What you need to do: In your copy, set down the entries exactly and exclude the pictures.

Task data:
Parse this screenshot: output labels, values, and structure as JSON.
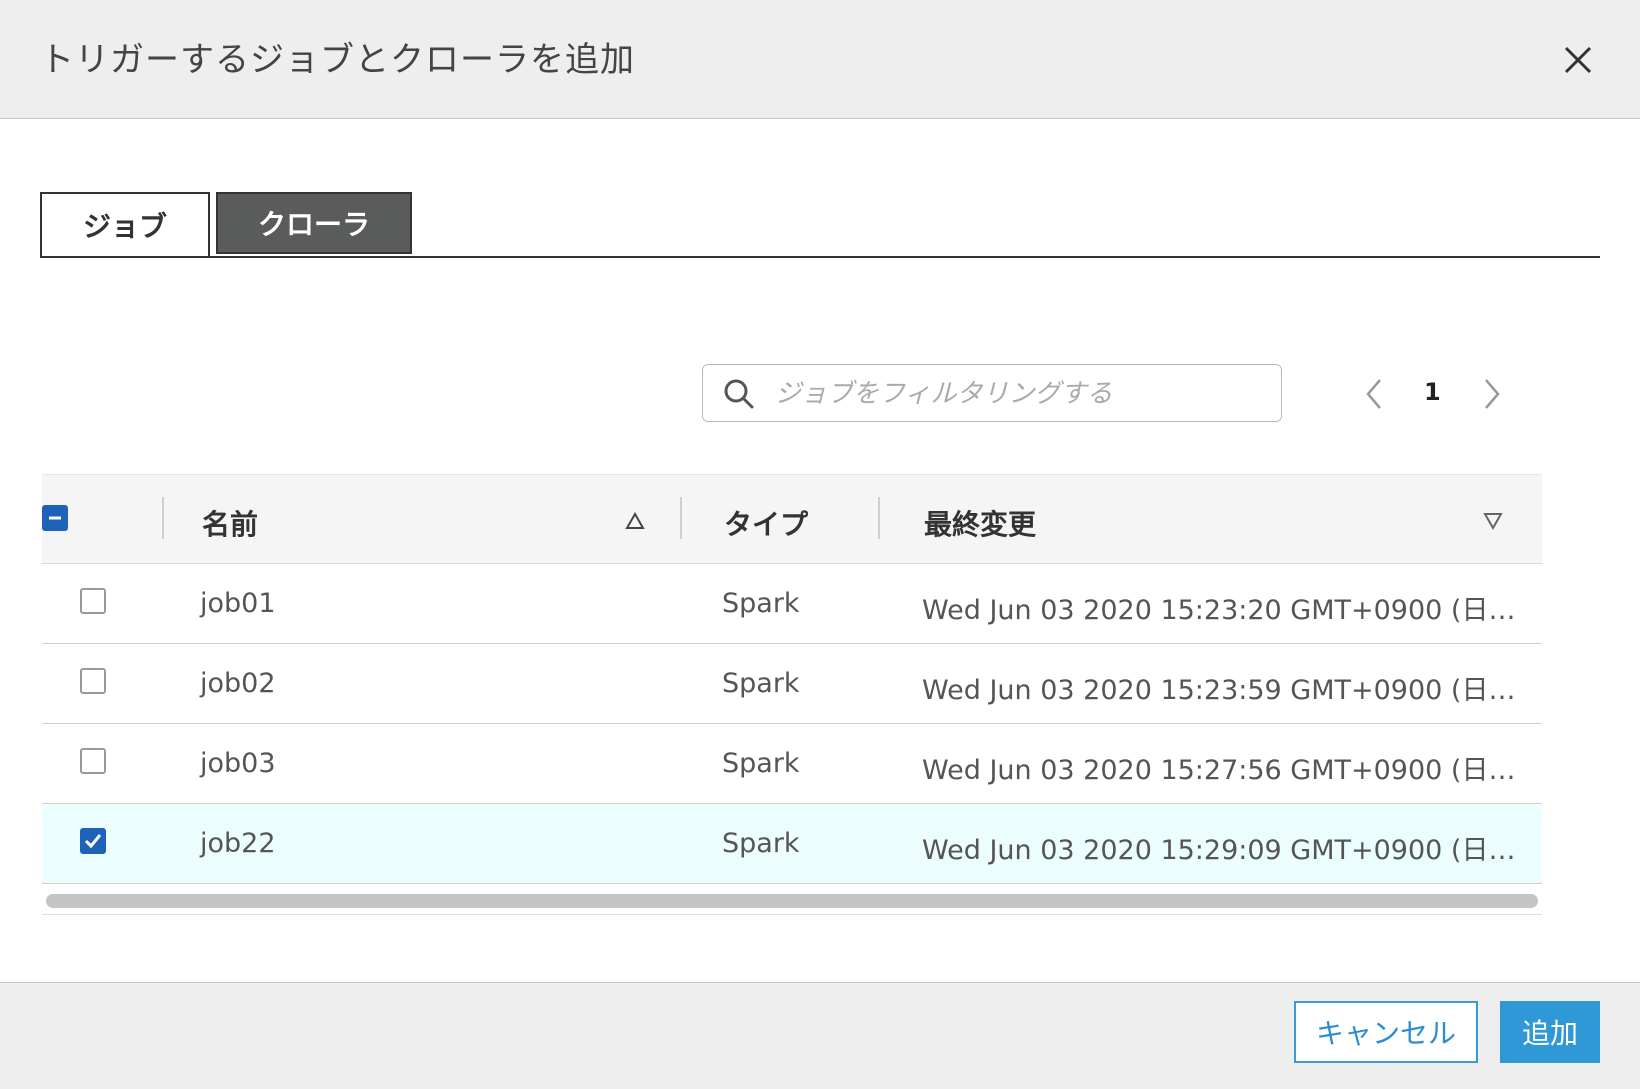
{
  "dialog": {
    "title": "トリガーするジョブとクローラを追加"
  },
  "tabs": [
    {
      "label": "ジョブ",
      "active": true
    },
    {
      "label": "クローラ",
      "active": false
    }
  ],
  "search": {
    "placeholder": "ジョブをフィルタリングする",
    "icon": "search-icon"
  },
  "pagination": {
    "current_page": "1"
  },
  "table": {
    "columns": [
      "名前",
      "タイプ",
      "最終変更"
    ],
    "rows": [
      {
        "name": "job01",
        "type": "Spark",
        "modified": "Wed Jun 03 2020 15:23:20 GMT+0900 (日…",
        "checked": false
      },
      {
        "name": "job02",
        "type": "Spark",
        "modified": "Wed Jun 03 2020 15:23:59 GMT+0900 (日…",
        "checked": false
      },
      {
        "name": "job03",
        "type": "Spark",
        "modified": "Wed Jun 03 2020 15:27:56 GMT+0900 (日…",
        "checked": false
      },
      {
        "name": "job22",
        "type": "Spark",
        "modified": "Wed Jun 03 2020 15:29:09 GMT+0900 (日…",
        "checked": true
      }
    ]
  },
  "footer": {
    "cancel_label": "キャンセル",
    "add_label": "追加"
  },
  "colors": {
    "accent": "#2f98d6",
    "checkbox_checked": "#1f62b9",
    "selected_row": "#ecfdfd"
  }
}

Output below:
Parse this screenshot: output labels, values, and structure as JSON.
{
  "dialog": {
    "title": "トリガーするジョブとクローラを追加"
  },
  "tabs": [
    {
      "label": "ジョブ",
      "active": true
    },
    {
      "label": "クローラ",
      "active": false
    }
  ],
  "search": {
    "placeholder": "ジョブをフィルタリングする",
    "icon": "search-icon"
  },
  "pagination": {
    "current_page": "1"
  },
  "table": {
    "columns": [
      "名前",
      "タイプ",
      "最終変更"
    ],
    "rows": [
      {
        "name": "job01",
        "type": "Spark",
        "modified": "Wed Jun 03 2020 15:23:20 GMT+0900 (日…",
        "checked": false
      },
      {
        "name": "job02",
        "type": "Spark",
        "modified": "Wed Jun 03 2020 15:23:59 GMT+0900 (日…",
        "checked": false
      },
      {
        "name": "job03",
        "type": "Spark",
        "modified": "Wed Jun 03 2020 15:27:56 GMT+0900 (日…",
        "checked": false
      },
      {
        "name": "job22",
        "type": "Spark",
        "modified": "Wed Jun 03 2020 15:29:09 GMT+0900 (日…",
        "checked": true
      }
    ]
  },
  "footer": {
    "cancel_label": "キャンセル",
    "add_label": "追加"
  },
  "colors": {
    "accent": "#2f98d6",
    "checkbox_checked": "#1f62b9",
    "selected_row": "#ecfdfd"
  }
}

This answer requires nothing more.